Notice for Academic Year 2022-23 Kyoto Applicants/Students
In order to ensure student safety during the COVID-19 pandemic, during the AY2022-23, the Kyoto program may operate special housing, academic and co-curricular formats which are different to how the program is normally organized. These arrangements are under constant review and more details will be shared with students closer to the start of the quarter.
Long regarded (to many outsiders at least) as a land of ancient and rigid social structures - yet somehow simultaneously ultramodern in its technology and fashions - Japan presents rich learning opportunities for students who wish to understand how an advanced but ageing society can respond and adapt to the pressures of a globalizing world.
Our elective courses, taught in English, cover topics ranging from contemporary Japanese religion, to current events, queer life and culture, Zen meditation, and human rights. We also have a strong focus on the Arts, particularly in Autumn Quarter, offering courses on the visual arts of Japanese Buddhism, the gardens of Kyoto, photography as a cultural lens, and taiko. None of our electives carry specific prerequisites, and they are designed to be accessible to students from all academic disciplines. Many courses satisfy various WAYS requirements. In addition to electives, students on the program take intensive Japanese language courses four days per week.
For an overview of elective courses offered in the Autumn Quarter 2022-23, please click here.
For an overview of elective courses offered in the Spring Quarter 2022-23, please click here.
Note: OSPKYOTO40M: An Intro to Making: What is EE will not be offered during Spring Quarter 2022-23
Get Out off the Classroom
We place great emphasis on experiential learning and using our location in Kyoto to our best advantage. Students can expect to be out exploring the city in field trips and workshops every week, and together with our faculty we organize some 30 field trips across all courses each Quarter. These range from short visits to nearby venues, to trips which take a whole day (Fridays are reserved for major field trips). In addition, students will learn from invited guest speakers who are leading experts in their subject areas.
Learn with Local Students
Unique to the Kyoto Program, we invite a number of local students to take many of our elective courses. Learning together with these students (from Doshisha and Kyoto University) greatly enriches our class discourse through the sharing of experiences and perspectives, besides being another opportunity to make new friends. Some local students who studied with us in the past have gone on to do graduate studies at Stanford!
Please see the Language Prerequisite page for more detailed information.
Students studying in Kyoto can arrange a directed reading guided by a mentor who is a Stanford faculty member based on home campus. Please note that it is not possible to do directed reading with a Kyoto Program local faculty member.
Those interested in pursuing a directed reading with a Stanford faculty member should work closely with their academic advisor and the appropriate Stanford faculty member to develop their project.
A Directed Reading Proposal (PDF) must be submitted to the Bing Overseas Studies Program office at least one month prior to the quarter of intended study.

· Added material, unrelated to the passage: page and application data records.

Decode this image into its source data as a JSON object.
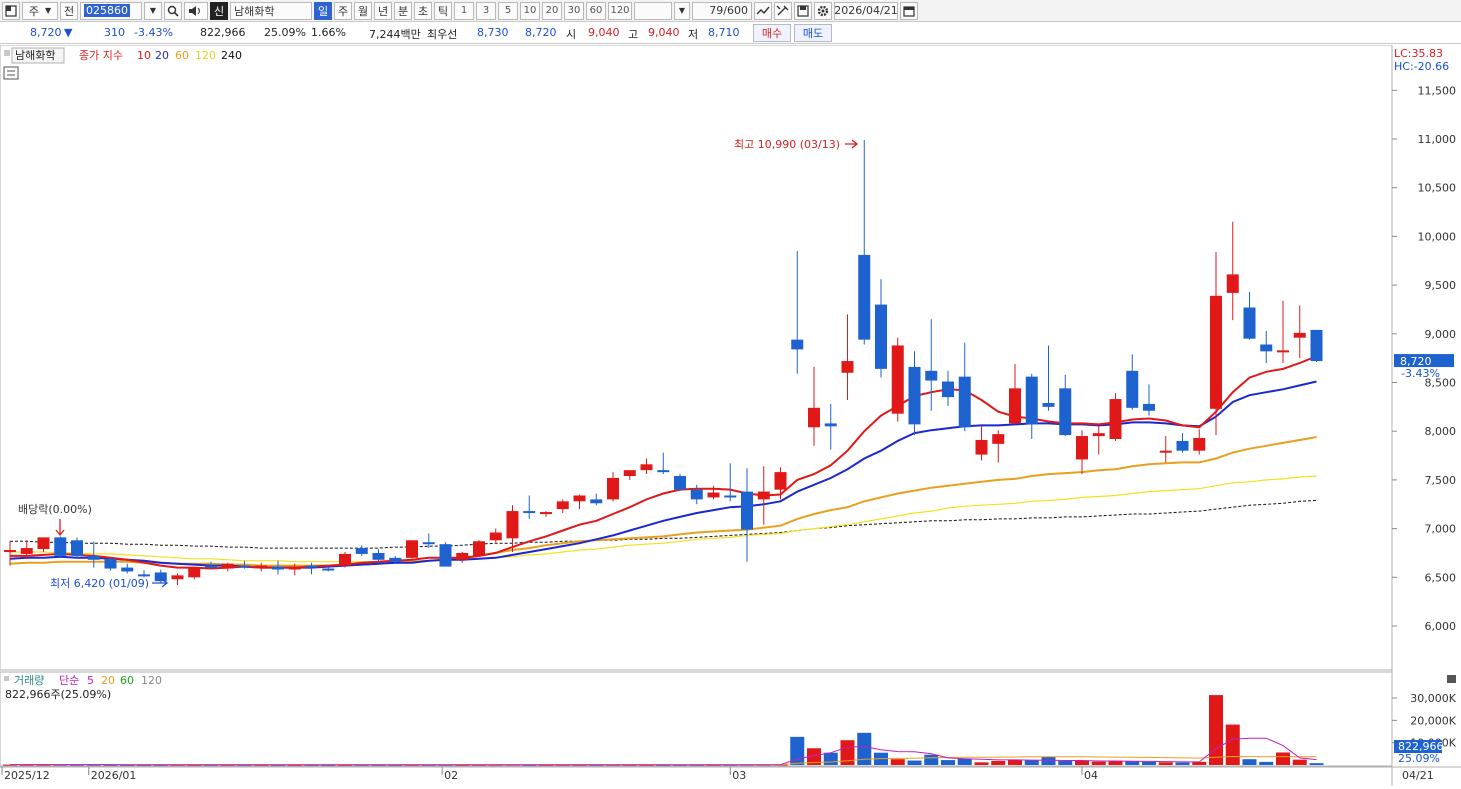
{
  "toolbar": {
    "stock_type": "주",
    "prev_label": "전",
    "code": "025860",
    "market_badge": "신",
    "name": "남해화학",
    "periods": [
      "일",
      "주",
      "월",
      "년",
      "분",
      "초",
      "틱"
    ],
    "active_period": "일",
    "intervals": [
      "1",
      "3",
      "5",
      "10",
      "20",
      "30",
      "60",
      "120"
    ],
    "count": "79/600",
    "date": "2026/04/21",
    "icons": [
      "window-icon",
      "search-icon",
      "speaker-icon",
      "compare-icon",
      "tools-icon",
      "save-icon",
      "gear-icon",
      "calendar-icon"
    ]
  },
  "quote": {
    "price": "8,720",
    "direction_arrow": "▼",
    "change": "310",
    "change_rate": "-3.43%",
    "volume": "822,966",
    "volume_rate": "25.09%",
    "turnover": "1.66%",
    "amount": "7,244백만",
    "best_ask_label": "최우선",
    "best_ask": "8,730",
    "best_bid": "8,720",
    "open_label": "시",
    "open": "9,040",
    "high_label": "고",
    "high": "9,040",
    "low_label": "저",
    "low": "8,710",
    "buy_label": "매수",
    "sell_label": "매도"
  },
  "price_panel": {
    "name_label": "남해화학",
    "indicator_label": "종가 지수",
    "ma_labels": [
      "10",
      "20",
      "60",
      "120",
      "240"
    ],
    "ma_colors": [
      "#e01818",
      "#1a28d0",
      "#e8a020",
      "#f5e020",
      "#111111"
    ],
    "lc": "LC:35.83",
    "hc": "HC:-20.66",
    "current_price_tag": "8,720",
    "current_change_tag": "-3.43%",
    "high_annotation": "최고 10,990 (03/13)",
    "low_annotation": "최저 6,420 (01/09)",
    "dividend_annotation": "배당락(0.00%)",
    "up_color": "#e01818",
    "down_color": "#1e62d0"
  },
  "volume_panel": {
    "title": "거래량",
    "ma_label": "단순",
    "ma_periods": [
      "5",
      "20",
      "60",
      "120"
    ],
    "ma_colors": [
      "#c020c0",
      "#e8a020",
      "#20a020",
      "#888888"
    ],
    "info": "822,966주(25.09%)",
    "current_volume_tag": "822,966",
    "current_rate_tag": "25.09%"
  },
  "x_axis": {
    "labels": [
      "2025/12",
      "2026/01",
      "02",
      "03",
      "04",
      "04/21"
    ]
  },
  "chart_data": {
    "type": "candlestick",
    "price_axis": {
      "ticks": [
        6000,
        6500,
        7000,
        7500,
        8000,
        8500,
        9000,
        9500,
        10000,
        10500,
        11000,
        11500
      ],
      "tick_labels": [
        "6,000",
        "6,500",
        "7,000",
        "7,500",
        "8,000",
        "8,500",
        "9,000",
        "9,500",
        "10,000",
        "10,500",
        "11,000",
        "11,500"
      ]
    },
    "volume_axis": {
      "ticks": [
        10000,
        20000,
        30000
      ],
      "tick_labels": [
        "10,000K",
        "20,000K",
        "30,000K"
      ]
    },
    "candles": [
      {
        "o": 6760,
        "h": 6870,
        "l": 6620,
        "c": 6780
      },
      {
        "o": 6740,
        "h": 6880,
        "l": 6700,
        "c": 6800
      },
      {
        "o": 6790,
        "h": 6900,
        "l": 6760,
        "c": 6910
      },
      {
        "o": 6910,
        "h": 6920,
        "l": 6700,
        "c": 6720
      },
      {
        "o": 6880,
        "h": 6910,
        "l": 6700,
        "c": 6720
      },
      {
        "o": 6720,
        "h": 6870,
        "l": 6600,
        "c": 6680
      },
      {
        "o": 6690,
        "h": 6700,
        "l": 6570,
        "c": 6590
      },
      {
        "o": 6600,
        "h": 6640,
        "l": 6540,
        "c": 6560
      },
      {
        "o": 6530,
        "h": 6570,
        "l": 6500,
        "c": 6520
      },
      {
        "o": 6550,
        "h": 6580,
        "l": 6440,
        "c": 6460
      },
      {
        "o": 6480,
        "h": 6540,
        "l": 6420,
        "c": 6520
      },
      {
        "o": 6500,
        "h": 6600,
        "l": 6480,
        "c": 6600
      },
      {
        "o": 6620,
        "h": 6660,
        "l": 6580,
        "c": 6600
      },
      {
        "o": 6590,
        "h": 6650,
        "l": 6560,
        "c": 6640
      },
      {
        "o": 6620,
        "h": 6670,
        "l": 6590,
        "c": 6610
      },
      {
        "o": 6600,
        "h": 6650,
        "l": 6560,
        "c": 6620
      },
      {
        "o": 6610,
        "h": 6670,
        "l": 6530,
        "c": 6580
      },
      {
        "o": 6580,
        "h": 6640,
        "l": 6520,
        "c": 6610
      },
      {
        "o": 6620,
        "h": 6650,
        "l": 6530,
        "c": 6600
      },
      {
        "o": 6590,
        "h": 6620,
        "l": 6560,
        "c": 6580
      },
      {
        "o": 6620,
        "h": 6760,
        "l": 6600,
        "c": 6740
      },
      {
        "o": 6800,
        "h": 6830,
        "l": 6720,
        "c": 6740
      },
      {
        "o": 6750,
        "h": 6790,
        "l": 6650,
        "c": 6680
      },
      {
        "o": 6700,
        "h": 6720,
        "l": 6640,
        "c": 6660
      },
      {
        "o": 6700,
        "h": 6880,
        "l": 6690,
        "c": 6880
      },
      {
        "o": 6860,
        "h": 6950,
        "l": 6800,
        "c": 6840
      },
      {
        "o": 6840,
        "h": 6860,
        "l": 6610,
        "c": 6610
      },
      {
        "o": 6680,
        "h": 6760,
        "l": 6650,
        "c": 6750
      },
      {
        "o": 6720,
        "h": 6880,
        "l": 6710,
        "c": 6870
      },
      {
        "o": 6880,
        "h": 7000,
        "l": 6860,
        "c": 6960
      },
      {
        "o": 6900,
        "h": 7240,
        "l": 6760,
        "c": 7180
      },
      {
        "o": 7180,
        "h": 7340,
        "l": 7100,
        "c": 7160
      },
      {
        "o": 7160,
        "h": 7180,
        "l": 7120,
        "c": 7170
      },
      {
        "o": 7200,
        "h": 7300,
        "l": 7160,
        "c": 7280
      },
      {
        "o": 7280,
        "h": 7350,
        "l": 7200,
        "c": 7340
      },
      {
        "o": 7300,
        "h": 7360,
        "l": 7240,
        "c": 7260
      },
      {
        "o": 7300,
        "h": 7580,
        "l": 7280,
        "c": 7520
      },
      {
        "o": 7540,
        "h": 7600,
        "l": 7500,
        "c": 7600
      },
      {
        "o": 7600,
        "h": 7720,
        "l": 7560,
        "c": 7660
      },
      {
        "o": 7600,
        "h": 7780,
        "l": 7560,
        "c": 7580
      },
      {
        "o": 7540,
        "h": 7560,
        "l": 7390,
        "c": 7400
      },
      {
        "o": 7400,
        "h": 7450,
        "l": 7250,
        "c": 7300
      },
      {
        "o": 7320,
        "h": 7440,
        "l": 7300,
        "c": 7370
      },
      {
        "o": 7340,
        "h": 7670,
        "l": 7280,
        "c": 7320
      },
      {
        "o": 7380,
        "h": 7620,
        "l": 6660,
        "c": 6990
      },
      {
        "o": 7300,
        "h": 7640,
        "l": 7040,
        "c": 7380
      },
      {
        "o": 7400,
        "h": 7630,
        "l": 7300,
        "c": 7580
      },
      {
        "o": 8940,
        "h": 9850,
        "l": 8590,
        "c": 8840
      },
      {
        "o": 8040,
        "h": 8660,
        "l": 7850,
        "c": 8240
      },
      {
        "o": 8080,
        "h": 8280,
        "l": 7810,
        "c": 8050
      },
      {
        "o": 8600,
        "h": 9200,
        "l": 8320,
        "c": 8720
      },
      {
        "o": 9810,
        "h": 10990,
        "l": 8890,
        "c": 8940
      },
      {
        "o": 9300,
        "h": 9560,
        "l": 8550,
        "c": 8640
      },
      {
        "o": 8180,
        "h": 8960,
        "l": 8100,
        "c": 8880
      },
      {
        "o": 8660,
        "h": 8820,
        "l": 7960,
        "c": 8070
      },
      {
        "o": 8620,
        "h": 9150,
        "l": 8210,
        "c": 8520
      },
      {
        "o": 8510,
        "h": 8620,
        "l": 8260,
        "c": 8350
      },
      {
        "o": 8560,
        "h": 8910,
        "l": 8000,
        "c": 8040
      },
      {
        "o": 7760,
        "h": 8050,
        "l": 7700,
        "c": 7910
      },
      {
        "o": 7870,
        "h": 8010,
        "l": 7680,
        "c": 7970
      },
      {
        "o": 8080,
        "h": 8690,
        "l": 8070,
        "c": 8440
      },
      {
        "o": 8560,
        "h": 8590,
        "l": 7920,
        "c": 8070
      },
      {
        "o": 8290,
        "h": 8880,
        "l": 8210,
        "c": 8250
      },
      {
        "o": 8440,
        "h": 8580,
        "l": 7950,
        "c": 7960
      },
      {
        "o": 7710,
        "h": 8010,
        "l": 7560,
        "c": 7950
      },
      {
        "o": 7950,
        "h": 8050,
        "l": 7760,
        "c": 7980
      },
      {
        "o": 7920,
        "h": 8390,
        "l": 7900,
        "c": 8330
      },
      {
        "o": 8620,
        "h": 8790,
        "l": 8220,
        "c": 8240
      },
      {
        "o": 8280,
        "h": 8480,
        "l": 8160,
        "c": 8210
      },
      {
        "o": 7800,
        "h": 7950,
        "l": 7680,
        "c": 7800
      },
      {
        "o": 7900,
        "h": 7980,
        "l": 7780,
        "c": 7800
      },
      {
        "o": 7800,
        "h": 8020,
        "l": 7760,
        "c": 7930
      },
      {
        "o": 8230,
        "h": 9840,
        "l": 7960,
        "c": 9390
      },
      {
        "o": 9420,
        "h": 10150,
        "l": 9140,
        "c": 9610
      },
      {
        "o": 9270,
        "h": 9430,
        "l": 8940,
        "c": 8950
      },
      {
        "o": 8890,
        "h": 9030,
        "l": 8700,
        "c": 8820
      },
      {
        "o": 8820,
        "h": 9340,
        "l": 8700,
        "c": 8830
      },
      {
        "o": 8960,
        "h": 9290,
        "l": 8750,
        "c": 9010
      },
      {
        "o": 9040,
        "h": 9040,
        "l": 8710,
        "c": 8720
      }
    ],
    "ma10": [
      6720,
      6720,
      6730,
      6740,
      6730,
      6720,
      6700,
      6680,
      6650,
      6620,
      6600,
      6600,
      6590,
      6600,
      6610,
      6600,
      6600,
      6600,
      6610,
      6620,
      6630,
      6650,
      6660,
      6670,
      6680,
      6700,
      6700,
      6700,
      6720,
      6750,
      6810,
      6870,
      6920,
      6980,
      7040,
      7080,
      7150,
      7220,
      7300,
      7360,
      7400,
      7410,
      7410,
      7400,
      7360,
      7340,
      7350,
      7500,
      7560,
      7650,
      7800,
      8000,
      8160,
      8260,
      8360,
      8400,
      8430,
      8420,
      8320,
      8200,
      8150,
      8130,
      8100,
      8080,
      8080,
      8070,
      8090,
      8120,
      8130,
      8110,
      8060,
      8040,
      8200,
      8400,
      8550,
      8610,
      8640,
      8700,
      8770
    ],
    "ma20": [
      6690,
      6700,
      6700,
      6710,
      6700,
      6700,
      6690,
      6680,
      6670,
      6650,
      6640,
      6630,
      6620,
      6620,
      6610,
      6600,
      6600,
      6600,
      6600,
      6610,
      6620,
      6630,
      6640,
      6650,
      6650,
      6670,
      6680,
      6680,
      6690,
      6700,
      6730,
      6760,
      6790,
      6820,
      6850,
      6890,
      6930,
      6980,
      7030,
      7080,
      7120,
      7160,
      7190,
      7220,
      7230,
      7250,
      7280,
      7380,
      7450,
      7520,
      7610,
      7720,
      7800,
      7900,
      7980,
      8010,
      8030,
      8050,
      8060,
      8060,
      8070,
      8080,
      8080,
      8070,
      8070,
      8060,
      8070,
      8090,
      8090,
      8080,
      8060,
      8050,
      8150,
      8300,
      8370,
      8400,
      8430,
      8470,
      8510
    ],
    "ma60": [
      6640,
      6650,
      6650,
      6660,
      6660,
      6660,
      6660,
      6660,
      6650,
      6650,
      6640,
      6640,
      6640,
      6630,
      6630,
      6620,
      6620,
      6620,
      6620,
      6620,
      6630,
      6630,
      6640,
      6650,
      6660,
      6670,
      6680,
      6690,
      6720,
      6750,
      6780,
      6800,
      6830,
      6850,
      6870,
      6880,
      6890,
      6900,
      6910,
      6920,
      6940,
      6960,
      6970,
      6980,
      6990,
      7010,
      7030,
      7100,
      7150,
      7190,
      7220,
      7280,
      7320,
      7360,
      7390,
      7420,
      7440,
      7460,
      7480,
      7500,
      7510,
      7540,
      7560,
      7570,
      7580,
      7600,
      7610,
      7640,
      7660,
      7670,
      7680,
      7680,
      7720,
      7780,
      7820,
      7850,
      7880,
      7910,
      7940
    ],
    "ma120": [
      6760,
      6760,
      6760,
      6750,
      6750,
      6740,
      6740,
      6730,
      6720,
      6710,
      6700,
      6690,
      6690,
      6680,
      6670,
      6670,
      6670,
      6660,
      6660,
      6660,
      6660,
      6660,
      6660,
      6670,
      6670,
      6670,
      6680,
      6680,
      6690,
      6700,
      6710,
      6730,
      6740,
      6760,
      6780,
      6790,
      6810,
      6830,
      6840,
      6850,
      6870,
      6890,
      6900,
      6910,
      6930,
      6940,
      6950,
      6980,
      7000,
      7020,
      7040,
      7070,
      7100,
      7130,
      7160,
      7180,
      7210,
      7230,
      7240,
      7250,
      7260,
      7280,
      7290,
      7300,
      7320,
      7330,
      7340,
      7360,
      7380,
      7390,
      7400,
      7410,
      7440,
      7470,
      7480,
      7500,
      7510,
      7530,
      7540
    ],
    "ma240": [
      6870,
      6870,
      6860,
      6860,
      6850,
      6850,
      6850,
      6840,
      6840,
      6830,
      6830,
      6820,
      6820,
      6810,
      6810,
      6800,
      6800,
      6800,
      6800,
      6800,
      6800,
      6800,
      6800,
      6810,
      6810,
      6820,
      6820,
      6830,
      6840,
      6850,
      6850,
      6860,
      6860,
      6870,
      6870,
      6880,
      6880,
      6890,
      6890,
      6900,
      6900,
      6910,
      6920,
      6930,
      6940,
      6950,
      6960,
      6980,
      7000,
      7010,
      7030,
      7040,
      7050,
      7060,
      7070,
      7080,
      7080,
      7090,
      7090,
      7100,
      7100,
      7110,
      7110,
      7120,
      7120,
      7130,
      7140,
      7150,
      7150,
      7160,
      7170,
      7180,
      7200,
      7220,
      7240,
      7250,
      7260,
      7280,
      7290
    ],
    "volumes": [
      200,
      150,
      180,
      200,
      150,
      150,
      120,
      100,
      120,
      110,
      130,
      100,
      100,
      100,
      100,
      100,
      80,
      90,
      90,
      80,
      100,
      110,
      90,
      80,
      120,
      110,
      120,
      110,
      120,
      150,
      200,
      100,
      100,
      120,
      100,
      100,
      150,
      110,
      100,
      100,
      120,
      120,
      120,
      130,
      200,
      200,
      250,
      12600,
      7500,
      5500,
      11100,
      14400,
      5500,
      2600,
      2000,
      4600,
      2200,
      2800,
      1200,
      1800,
      2300,
      2200,
      3800,
      1800,
      1800,
      1500,
      1800,
      1600,
      1400,
      1200,
      1100,
      1400,
      31300,
      18100,
      2600,
      1400,
      5600,
      2400,
      823
    ],
    "volume_ma5": [
      160,
      170,
      170,
      175,
      170,
      170,
      165,
      150,
      140,
      130,
      120,
      115,
      110,
      110,
      105,
      100,
      95,
      95,
      95,
      90,
      90,
      95,
      95,
      95,
      100,
      105,
      110,
      110,
      115,
      125,
      140,
      135,
      135,
      140,
      140,
      130,
      125,
      120,
      115,
      110,
      115,
      115,
      115,
      120,
      140,
      155,
      180,
      2650,
      4200,
      5500,
      8000,
      8300,
      6800,
      6000,
      5900,
      5000,
      3200,
      2800,
      2600,
      2300,
      2300,
      2200,
      2100,
      2000,
      2000,
      1800,
      1800,
      1700,
      1600,
      1500,
      1400,
      1400,
      7300,
      11500,
      12000,
      12000,
      8700,
      3200,
      2400
    ],
    "volume_ma20": [
      200,
      195,
      190,
      190,
      185,
      180,
      175,
      170,
      165,
      160,
      155,
      150,
      145,
      140,
      135,
      130,
      125,
      120,
      118,
      115,
      112,
      110,
      108,
      105,
      105,
      105,
      105,
      106,
      107,
      110,
      115,
      115,
      115,
      116,
      116,
      116,
      118,
      118,
      118,
      118,
      120,
      122,
      124,
      126,
      130,
      136,
      142,
      750,
      1100,
      1350,
      1900,
      2600,
      2850,
      2950,
      3050,
      3250,
      3350,
      3450,
      3500,
      3550,
      3600,
      3650,
      3700,
      3700,
      3650,
      3600,
      3550,
      3500,
      3400,
      3300,
      3200,
      3100,
      3450,
      3800,
      3750,
      3700,
      3750,
      3700,
      3650
    ]
  }
}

Students who are having difficulty planning around sequence courses, particularly those majoring in scientific and technical fields, may be able to fulfill one of these courses through a directed reading.
Remote Learning / SCPD Courses
Students on the Kyoto Program are eligible to take one remotely-taught SCPD course. These courses can be especially useful for STEM students who must continue to take technical courses each quarter but which aren’t offered on overseas study programs. Note that SCPD courses do not count toward the minimum 12 units that students are required to take from locally-taught classes. For more information about SCPD courses, click here.
The Stanford in Kyoto Program offers courses that provide credit toward Stanford graduation and most classes also count toward an undergraduate major. Students must enroll in a minimum of 12 units from the courses offered through the program. For a list of all BOSP courses offered in the current academic year and planned for the next, and for information on which courses earn departmental credit or fulfill WAYS Requirements, please refer to the BOSP course database. For information on courses scheduled for the current academic year and for enrollment, please refer to Axess.